[Page and application data records]
------------------------------------------------------------------------
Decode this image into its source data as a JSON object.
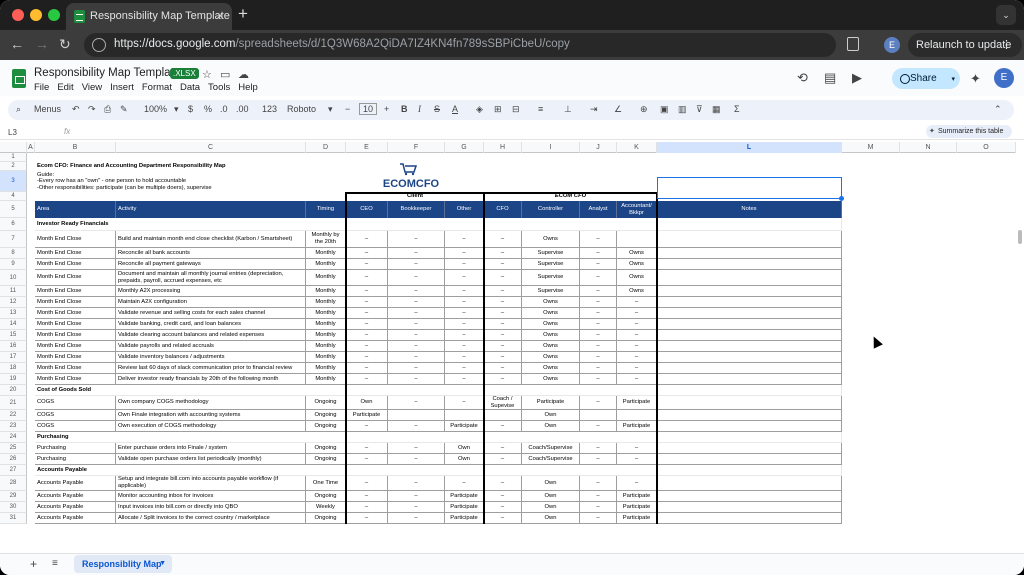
{
  "browser": {
    "tab_title": "Responsibility Map Template",
    "url_host": "https://docs.google.com",
    "url_path": "/spreadsheets/d/1Q3W68A2QiDA7IZ4KN4fn789sSBPiCbeU/copy",
    "relaunch_label": "Relaunch to update",
    "profile_initial": "E"
  },
  "doc": {
    "title": "Responsibility Map Template",
    "badge": ".XLSX",
    "menus": [
      "File",
      "Edit",
      "View",
      "Insert",
      "Format",
      "Data",
      "Tools",
      "Help"
    ],
    "share_label": "Share",
    "profile_initial": "E"
  },
  "toolbar": {
    "menus_label": "Menus",
    "zoom": "100%",
    "currency": "$",
    "percent": "%",
    "dec_dec": ".0",
    "dec_inc": ".00",
    "format_123": "123",
    "font": "Roboto",
    "font_size": "10"
  },
  "formula_bar": {
    "cell_ref": "L3",
    "fx": "fx",
    "summarize_label": "Summarize this table"
  },
  "sheet": {
    "col_letters": [
      "A",
      "B",
      "C",
      "D",
      "E",
      "F",
      "G",
      "H",
      "I",
      "J",
      "K",
      "L",
      "M",
      "N",
      "O"
    ],
    "row_numbers": [
      "1",
      "2",
      "3",
      "4",
      "5",
      "6",
      "7",
      "8",
      "9",
      "10",
      "11",
      "12",
      "13",
      "14",
      "15",
      "16",
      "17",
      "18",
      "19",
      "20",
      "21",
      "22",
      "23",
      "24",
      "25",
      "26",
      "27",
      "28",
      "29",
      "30",
      "31"
    ],
    "title_lines": [
      "Ecom CFO: Finance and Accounting Department Responsibility Map",
      "Guide:",
      "-Every row has an \"own\" - one person to hold accountable",
      "-Other responsibilities: participate (can be multiple doers), supervise"
    ],
    "logo_text": "ECOMCFO",
    "group_client": "Client",
    "group_ecom": "ECOM CFO",
    "headers": [
      "Area",
      "Activity",
      "Timing",
      "CEO",
      "Bookkeeper",
      "Other",
      "CFO",
      "Controller",
      "Analyst",
      "Accountant/ Bkkpr",
      "Notes"
    ],
    "rows": [
      {
        "n": "6",
        "section": "Investor Ready Financials"
      },
      {
        "n": "7",
        "c": [
          "Month End Close",
          "Build and maintain month end close checklist (Karbon / Smartsheet)",
          "Monthly by the 20th",
          "–",
          "–",
          "–",
          "–",
          "Owns",
          "–",
          ""
        ]
      },
      {
        "n": "8",
        "c": [
          "Month End Close",
          "Reconcile all bank accounts",
          "Monthly",
          "–",
          "–",
          "–",
          "–",
          "Supervise",
          "–",
          "Owns"
        ]
      },
      {
        "n": "9",
        "c": [
          "Month End Close",
          "Reconcile all payment gateways",
          "Monthly",
          "–",
          "–",
          "–",
          "–",
          "Supervise",
          "–",
          "Owns"
        ]
      },
      {
        "n": "10",
        "c": [
          "Month End Close",
          "Document and maintain all monthly journal entries (depreciation, prepaids, payroll, accrued expenses, etc",
          "Monthly",
          "–",
          "–",
          "–",
          "–",
          "Supervise",
          "–",
          "Owns"
        ]
      },
      {
        "n": "11",
        "c": [
          "Month End Close",
          "Monthly A2X processing",
          "Monthly",
          "–",
          "–",
          "–",
          "–",
          "Supervise",
          "–",
          "Owns"
        ]
      },
      {
        "n": "12",
        "c": [
          "Month End Close",
          "Maintain A2X configuration",
          "Monthly",
          "–",
          "–",
          "–",
          "–",
          "Owns",
          "–",
          "–"
        ]
      },
      {
        "n": "13",
        "c": [
          "Month End Close",
          "Validate revenue and selling costs for each sales channel",
          "Monthly",
          "–",
          "–",
          "–",
          "–",
          "Owns",
          "–",
          "–"
        ]
      },
      {
        "n": "14",
        "c": [
          "Month End Close",
          "Validate banking, credit card, and loan balances",
          "Monthly",
          "–",
          "–",
          "–",
          "–",
          "Owns",
          "–",
          "–"
        ]
      },
      {
        "n": "15",
        "c": [
          "Month End Close",
          "Validate clearing account balances and related expenses",
          "Monthly",
          "–",
          "–",
          "–",
          "–",
          "Owns",
          "–",
          "–"
        ]
      },
      {
        "n": "16",
        "c": [
          "Month End Close",
          "Validate payrolls and related accruals",
          "Monthly",
          "–",
          "–",
          "–",
          "–",
          "Owns",
          "–",
          "–"
        ]
      },
      {
        "n": "17",
        "c": [
          "Month End Close",
          "Validate inventory balances / adjustments",
          "Monthly",
          "–",
          "–",
          "–",
          "–",
          "Owns",
          "–",
          "–"
        ]
      },
      {
        "n": "18",
        "c": [
          "Month End Close",
          "Review last 60 days of slack communication prior to financial review",
          "Monthly",
          "–",
          "–",
          "–",
          "–",
          "Owns",
          "–",
          "–"
        ]
      },
      {
        "n": "19",
        "c": [
          "Month End Close",
          "Deliver investor ready financials by 20th of the following month",
          "Monthly",
          "–",
          "–",
          "–",
          "–",
          "Owns",
          "–",
          "–"
        ]
      },
      {
        "n": "20",
        "section": "Cost of Goods Sold"
      },
      {
        "n": "21",
        "c": [
          "COGS",
          "Own company COGS methodology",
          "Ongoing",
          "Own",
          "–",
          "–",
          "Coach / Supevise",
          "Participate",
          "–",
          "Participate"
        ]
      },
      {
        "n": "22",
        "c": [
          "COGS",
          "Own Finale integration with accounting systems",
          "Ongoing",
          "Participate",
          "",
          "",
          "",
          "Own",
          "",
          ""
        ]
      },
      {
        "n": "23",
        "c": [
          "COGS",
          "Own execution of COGS methodology",
          "Ongoing",
          "–",
          "–",
          "Participate",
          "–",
          "Own",
          "–",
          "Participate"
        ]
      },
      {
        "n": "24",
        "section": "Purchasing"
      },
      {
        "n": "25",
        "c": [
          "Purchasing",
          "Enter purchase orders into Finale / system",
          "Ongoing",
          "–",
          "–",
          "Own",
          "–",
          "Coach/Supervise",
          "–",
          "–"
        ]
      },
      {
        "n": "26",
        "c": [
          "Purchasing",
          "Validate open purchase orders list periodically (monthly)",
          "Ongoing",
          "–",
          "–",
          "Own",
          "–",
          "Coach/Supervise",
          "–",
          "–"
        ]
      },
      {
        "n": "27",
        "section": "Accounts Payable"
      },
      {
        "n": "28",
        "c": [
          "Accounts Payable",
          "Setup and integrate bill.com into accounts payable workflow (if applicable)",
          "One Time",
          "–",
          "–",
          "–",
          "–",
          "Own",
          "–",
          "–"
        ]
      },
      {
        "n": "29",
        "c": [
          "Accounts Payable",
          "Monitor accounting inbox for invoices",
          "Ongoing",
          "–",
          "–",
          "Participate",
          "–",
          "Own",
          "–",
          "Participate"
        ]
      },
      {
        "n": "30",
        "c": [
          "Accounts Payable",
          "Input invoices into bill.com or directly into QBO",
          "Weekly",
          "–",
          "–",
          "Participate",
          "–",
          "Own",
          "–",
          "Participate"
        ]
      },
      {
        "n": "31",
        "c": [
          "Accounts Payable",
          "Allocate / Split invoices to the correct country / marketplace",
          "Ongoing",
          "–",
          "–",
          "Participate",
          "–",
          "Own",
          "–",
          "Participate"
        ]
      }
    ]
  },
  "sheet_tabs": {
    "active": "Responsiblity Map"
  }
}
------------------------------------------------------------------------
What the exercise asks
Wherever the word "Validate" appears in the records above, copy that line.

Result
          "Validate revenue and selling costs for each sales channel",
          "Validate banking, credit card, and loan balances",
          "Validate clearing account balances and related expenses",
          "Validate payrolls and related accruals",
          "Validate inventory balances / adjustments",
          "Validate open purchase orders list periodically (monthly)",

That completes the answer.